I still am amazed we were lucky (blessed) enough to have President Bush for eight whole years and I hope the rest of his life is good. I disliked his big-government policies, but I respect him a great deal and am not looking forward to having a new president who is wobbly and inexperienced on some things and on others firmly set on courses that will be very, very bad for our country long-term.

Finally, the current financial crisis is something we all share responsibility for. It has been building for decades and warned about thousands of times. The problems come from a combination of programs trying to fix things by throwing money at problems, laws trying to regulate things to make them safer and less risky and/or more fair, and a general (natural) human desire to get fun stuff before the right time. The government can fix its share of the problem by allowing citizens more freedom (and thus opportunity), by not trying to "make" fairness happen, and by not trying to solve every problem for everyone. Then it is up to us, The People of the United States, to work on our own problems with the tools we have, which are many.

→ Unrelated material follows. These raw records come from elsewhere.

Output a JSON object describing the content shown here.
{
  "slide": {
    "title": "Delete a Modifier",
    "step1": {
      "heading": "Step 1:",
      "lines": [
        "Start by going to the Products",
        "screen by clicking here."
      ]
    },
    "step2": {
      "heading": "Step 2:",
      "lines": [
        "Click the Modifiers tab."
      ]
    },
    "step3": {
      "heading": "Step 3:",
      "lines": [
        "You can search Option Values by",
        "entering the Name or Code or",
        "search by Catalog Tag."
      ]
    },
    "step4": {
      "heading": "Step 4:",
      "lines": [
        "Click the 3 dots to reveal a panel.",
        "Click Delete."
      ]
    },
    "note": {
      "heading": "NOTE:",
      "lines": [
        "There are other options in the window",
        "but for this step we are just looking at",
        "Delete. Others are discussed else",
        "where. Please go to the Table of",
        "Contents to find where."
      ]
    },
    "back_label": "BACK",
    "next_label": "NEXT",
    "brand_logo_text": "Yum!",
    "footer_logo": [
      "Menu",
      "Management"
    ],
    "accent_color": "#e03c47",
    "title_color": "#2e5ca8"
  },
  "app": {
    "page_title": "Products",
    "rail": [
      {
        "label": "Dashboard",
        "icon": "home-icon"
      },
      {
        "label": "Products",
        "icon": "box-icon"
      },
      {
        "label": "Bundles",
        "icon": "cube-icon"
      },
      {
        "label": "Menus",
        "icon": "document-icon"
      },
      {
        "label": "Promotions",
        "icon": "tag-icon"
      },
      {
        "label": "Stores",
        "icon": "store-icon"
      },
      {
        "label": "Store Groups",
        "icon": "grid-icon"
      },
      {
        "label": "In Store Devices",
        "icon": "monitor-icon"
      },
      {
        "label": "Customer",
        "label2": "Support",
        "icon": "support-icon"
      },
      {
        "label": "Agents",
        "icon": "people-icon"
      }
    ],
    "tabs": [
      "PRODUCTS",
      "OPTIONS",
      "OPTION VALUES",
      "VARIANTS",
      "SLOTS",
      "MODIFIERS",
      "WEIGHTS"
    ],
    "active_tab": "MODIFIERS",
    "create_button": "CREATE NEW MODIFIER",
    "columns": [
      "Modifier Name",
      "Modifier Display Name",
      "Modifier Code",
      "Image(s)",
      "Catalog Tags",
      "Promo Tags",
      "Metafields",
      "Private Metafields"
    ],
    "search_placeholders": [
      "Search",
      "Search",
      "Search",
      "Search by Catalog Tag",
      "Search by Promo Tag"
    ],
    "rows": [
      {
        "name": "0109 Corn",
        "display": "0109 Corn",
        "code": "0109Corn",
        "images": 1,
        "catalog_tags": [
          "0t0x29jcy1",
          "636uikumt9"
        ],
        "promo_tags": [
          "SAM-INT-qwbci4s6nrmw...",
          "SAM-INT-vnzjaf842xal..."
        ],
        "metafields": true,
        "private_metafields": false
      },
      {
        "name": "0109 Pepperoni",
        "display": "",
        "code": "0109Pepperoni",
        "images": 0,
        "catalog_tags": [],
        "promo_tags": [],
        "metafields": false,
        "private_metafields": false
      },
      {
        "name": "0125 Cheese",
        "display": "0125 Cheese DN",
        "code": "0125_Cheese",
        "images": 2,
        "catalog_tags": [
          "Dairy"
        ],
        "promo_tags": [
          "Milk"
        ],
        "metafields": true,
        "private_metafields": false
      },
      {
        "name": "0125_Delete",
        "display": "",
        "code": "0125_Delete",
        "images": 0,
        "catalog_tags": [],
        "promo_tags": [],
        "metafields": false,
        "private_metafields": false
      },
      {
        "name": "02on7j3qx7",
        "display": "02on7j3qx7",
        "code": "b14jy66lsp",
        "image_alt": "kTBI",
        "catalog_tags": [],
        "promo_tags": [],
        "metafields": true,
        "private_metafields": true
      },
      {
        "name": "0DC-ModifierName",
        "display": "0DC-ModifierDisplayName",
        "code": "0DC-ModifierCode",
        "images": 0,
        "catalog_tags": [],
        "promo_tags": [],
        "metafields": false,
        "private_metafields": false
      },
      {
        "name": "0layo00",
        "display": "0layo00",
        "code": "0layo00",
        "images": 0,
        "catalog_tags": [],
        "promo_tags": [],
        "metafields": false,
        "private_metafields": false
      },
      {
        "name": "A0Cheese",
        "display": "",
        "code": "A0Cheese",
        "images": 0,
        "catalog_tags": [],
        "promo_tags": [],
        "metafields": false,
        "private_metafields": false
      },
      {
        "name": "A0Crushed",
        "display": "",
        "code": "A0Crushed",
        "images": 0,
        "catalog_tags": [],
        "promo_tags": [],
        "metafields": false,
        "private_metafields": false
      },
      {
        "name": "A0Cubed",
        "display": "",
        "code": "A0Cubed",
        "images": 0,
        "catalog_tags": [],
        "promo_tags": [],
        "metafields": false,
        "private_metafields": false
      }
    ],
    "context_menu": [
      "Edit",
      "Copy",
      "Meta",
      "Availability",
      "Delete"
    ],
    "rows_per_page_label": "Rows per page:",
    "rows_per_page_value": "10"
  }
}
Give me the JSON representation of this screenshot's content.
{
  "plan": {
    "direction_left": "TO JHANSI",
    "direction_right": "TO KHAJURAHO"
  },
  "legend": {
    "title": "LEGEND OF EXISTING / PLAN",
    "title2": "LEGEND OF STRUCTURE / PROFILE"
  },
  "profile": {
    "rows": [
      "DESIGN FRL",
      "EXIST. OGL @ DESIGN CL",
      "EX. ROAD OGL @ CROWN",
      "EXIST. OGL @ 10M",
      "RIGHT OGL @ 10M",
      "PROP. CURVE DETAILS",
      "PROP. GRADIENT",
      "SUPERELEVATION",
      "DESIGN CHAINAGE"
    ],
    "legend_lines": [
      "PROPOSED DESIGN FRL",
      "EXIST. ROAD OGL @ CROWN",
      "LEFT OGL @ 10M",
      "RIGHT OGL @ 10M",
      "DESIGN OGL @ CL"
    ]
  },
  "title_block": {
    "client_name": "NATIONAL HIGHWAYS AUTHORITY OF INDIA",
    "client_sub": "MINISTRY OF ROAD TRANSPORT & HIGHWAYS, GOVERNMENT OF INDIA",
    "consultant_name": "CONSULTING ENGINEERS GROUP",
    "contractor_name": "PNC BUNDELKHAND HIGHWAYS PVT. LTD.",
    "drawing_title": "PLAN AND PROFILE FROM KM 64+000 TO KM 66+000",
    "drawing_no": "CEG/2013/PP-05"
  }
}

Most of my readers are horse people. Hay prices have gone dramatically up in recent years. The price spikes are actually quite predictable (and have been predicted many times) due to policies that started during the Great Depression and that have gotten more involved over time. Farmers in our country produce a great deal of the world's food - in fact, America produces 25% of the world's GDP every year! However, being either a small family farmer or a big farmer in this country presents many, many challeges. Meat and dairy inspection laws in most states favor only the large producer, such that a $500,000 state-of-the art slaughter plant would be required if a family wanted to sell 20 chickens a year to their neighbors, already processed. The laws could be modified so that farms could produce and process meat (and dairy) just as hygienically in a clean room with stainless steel and concretee and good refrigeration. However, the tangled bunch of laws keep getting more tangled. When the powers that be decide that too many farmers are planting corn in a year, thus bringing the price down, the government will PAY some farmers NOT to plant corn. Huh? What is with that? As a result of all the tinkering by the USDA and other buraucracies, milk prices paid to dairy farmers have stayed almost the same as in the 50s. Everything else went way up, though, so farmers now have a very, very small margin of profit on each cow, and must have thousands rather than dozens of cows, and feed antibiotics and growth hormones to try to get slightly more profit out of the cow before she dies at 4 or 5. If the government had not been messing with the market economy in farming, we would be paying a lot less taxes, but quite a bit more at the grocery store. However, the food we bought would be from farmers who were actually earning a living most years and who were able to raise the food in a healthy manner with far less pollution, chemicals, and environmental impact. We all want that, but we keep electing people who make laws that take us farther and farther away from any chance of that. Hmm.

Below are various random links:

Anyway, enough with the ranting now and thanks if you managed to read it all! I'll get back to planting wheat and playing with the horses. Hopefully I can do a more fun post about The Spoiled Ones tomorrow.